Sunday, August 22, 2010

A week in Warsaw

The first night in Warsaw, I met up with some friends, Galin and James, and headed out to Old Town.  Warsaw's Old Town is in fact quite new:  almost every building was destroyed in WWII, and meticulously recreated in every detail.  The result is like nothing else:  a modern medieval city with incredible artwork and detail adorning stonework that is mere decades old.

The Royal Palace managed to save some of their most impressive art, including four of the thrones used by kings of Poland.  The audiotour is great:  it includes headphones (no holding up a weighty device to your ear), and each room has a main number, with extra numbers reserved for specific items of interest.

The next day (before the conference), we headed out to the center of town and the Warsaw Uprising Museum.  This contains artifacts from the desparate days near the end of WWII.  The Red Army was
encamped outside the city, and with the hope of reclaiming the city the local resistance tried to expel the Nazi forces.  But Stalin had other ideas, and his army sat while the German first retook the city block by block and building by building, and then waited further as Hitler systematically destroyed all the important buildings in retaliation.  The Uprising Museum tells this story through artefacts, letters, photos, and even film taken by the Poles.  An immersive, moving museum.

From there we headed westward to the National Museum.  This containsone of the largest collection of medieval religious wood carvings that I have seen with intricate detail very well preserved.  And the paintings by the Polish also reveals a deep artistic tradition.

On Wednesday, the conference organized an excursion:  A guided tour through the Old Town followed by dinner in another gallery.  The dinner was great, and was accompanied by a concert by a trio of women on piano, clarinet, and flute.

Friday was the last day of the conference, and again the afternoon became a sightseeing opportunity.  The Palace of Culture and Science (Stalin's "gift" to the Polish people) looms massively in the center of town, and the terrace offers great views of the city.

One corner of the Palace houses the Museum of Technology, a history spanning from the paleolithic to modern times.  Automotive, radio, electronic, and typewriter fans will find much to love in their exhibits, and the basic science experiments are quite cool.

Finally, we swung through Old Town for some picture taking.  What a lovely place!

Sunday, August 15, 2010

New York, New York

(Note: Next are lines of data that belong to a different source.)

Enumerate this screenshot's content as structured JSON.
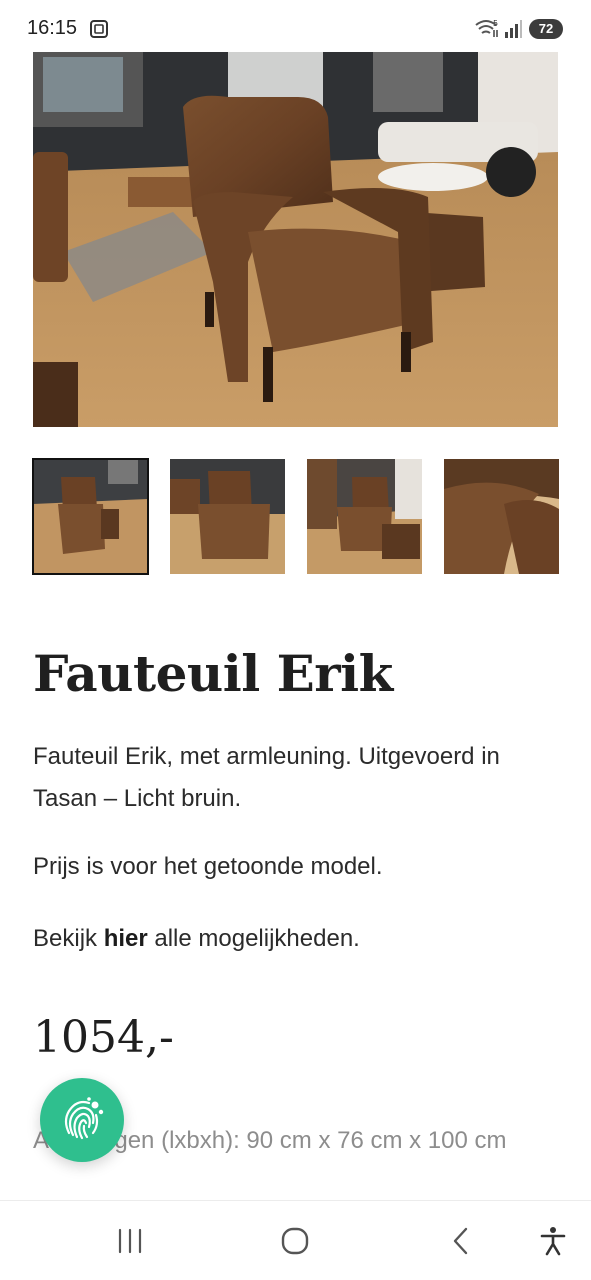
{
  "status_bar": {
    "time": "16:15",
    "battery": "72",
    "icons": [
      "sim-icon",
      "wifi-icon",
      "signal-icon",
      "battery-icon"
    ]
  },
  "gallery": {
    "main_image": "armchair-photo",
    "thumbnails": [
      "thumbnail-1",
      "thumbnail-2",
      "thumbnail-3",
      "thumbnail-4"
    ],
    "active_thumbnail": 0
  },
  "product": {
    "title": "Fauteuil Erik",
    "description_line": "Fauteuil Erik, met armleuning. Uitgevoerd in Tasan – Licht bruin.",
    "price_note": "Prijs is voor het getoonde model.",
    "options_prefix": "Bekijk ",
    "options_link": "hier",
    "options_suffix": " alle mogelijkheden.",
    "price": "1054,-",
    "dimensions_visible": "A",
    "dimensions_rest": "ngen (lxbxh): 90 cm x 76 cm x 100 cm"
  },
  "floating_button": {
    "icon": "fingerprint-icon",
    "color": "#2fbf8e"
  },
  "nav_bar": {
    "icons": [
      "recent-apps-icon",
      "home-icon",
      "back-icon",
      "accessibility-icon"
    ]
  }
}
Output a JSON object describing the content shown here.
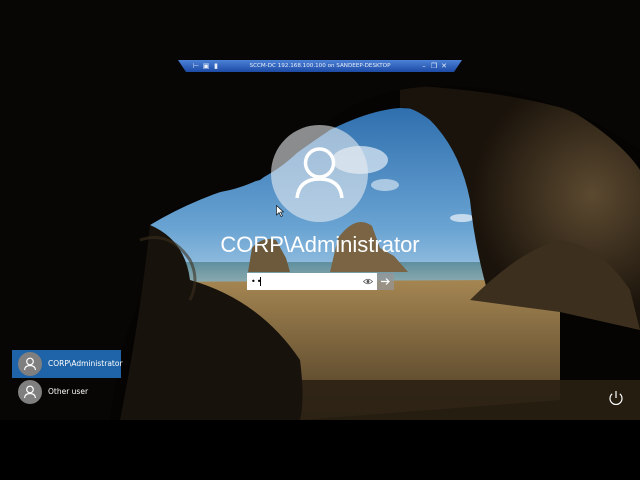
{
  "remote_session": {
    "title": "SCCM-DC 192.168.100.100 on SANDEEP-DESKTOP",
    "left_icons": [
      "pin-icon",
      "lock-icon",
      "signal-icon"
    ],
    "right_icons": [
      "minimize-icon",
      "restore-icon",
      "close-icon"
    ]
  },
  "login": {
    "user_name": "CORP\\Administrator",
    "password_mask": "••",
    "reveal_icon": "eye-icon",
    "submit_icon": "arrow-right-icon"
  },
  "user_list": [
    {
      "label": "CORP\\Administrator",
      "selected": true
    },
    {
      "label": "Other user",
      "selected": false
    }
  ],
  "system": {
    "power_icon": "power-icon"
  },
  "colors": {
    "selected_tile": "#1f64a8",
    "avatar_circle": "#ebeef2",
    "tile_avatar": "#7f7f7f"
  }
}
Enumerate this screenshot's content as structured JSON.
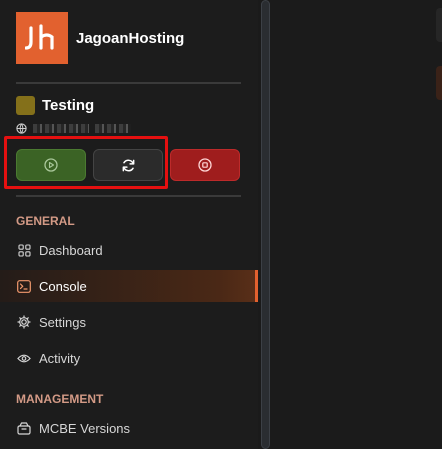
{
  "brand": {
    "name": "JagoanHosting",
    "logo_text": "Jh",
    "logo_color": "#e2612f"
  },
  "server": {
    "name": "Testing",
    "swatch_color": "#84701a",
    "address_icon": "globe-icon"
  },
  "power_buttons": [
    {
      "name": "start",
      "icon": "play-icon",
      "color": "#3b6325"
    },
    {
      "name": "restart",
      "icon": "refresh-icon",
      "color": "#2b2b2b"
    },
    {
      "name": "stop",
      "icon": "stop-icon",
      "color": "#9f1d1d"
    }
  ],
  "sections": {
    "general": "GENERAL",
    "management": "MANAGEMENT"
  },
  "nav": {
    "dashboard": "Dashboard",
    "console": "Console",
    "settings": "Settings",
    "activity": "Activity",
    "mcbe_versions": "MCBE Versions"
  },
  "accent_color": "#e2612f",
  "highlight_color": "#e51010"
}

It's hard for me to believe that last weekend was only my second time in New York City-what a fun place! Of course, much of the fun came from getting to see a friend from the Duke days (only two years ago but feels like forever sometimes), Bianca who is now at The City College of New York and now is living in Manhattan.

We saw Avenue Q after hitting the half price ticket place in Times Square, it's really a wonderful show. The next day we headed over to the American Museum of Natural History in Central Park. Awesome place! Went to a planetarium show, haven't done that in years.  Here's a picture of us enjoying the foyer.

After New York I flew over to the University of Warwick to spend a week talking with Gareth Roberts and his group--including another friend from Duke, Natesh, who will be starting at Harvard in the fall. Go Natesh!

Finally yesterday I landed in Warsaw, Poland, where I'll be giving a talk at the MCQMC conference.

Friday, August 6, 2010

The months, they are a changin'

I get it when you are a kid: Summer's supposed to fly by then. So why does it seem that as I get older every summer seems to go by faster?

Last week my REU'ers (Research Experience for Undergraduates) gave their final presentations, turned in their papers, pulled up stakes and drove/flew off into the...well sunrise since most are from parts east of ol' California.

That's eight weeks that just went by at lightening speed. The six in my group (Elise, Scott, Jason, Jacky, Dan, and Annie) broke into two projects. They turned out great presentations (yay Beamer!) and...okay papers (I'm sure with more time they would have been fabulous.) Now comes the hard part--keeping the momentum built up during the research to get those papers polished and into journals and published. Go team!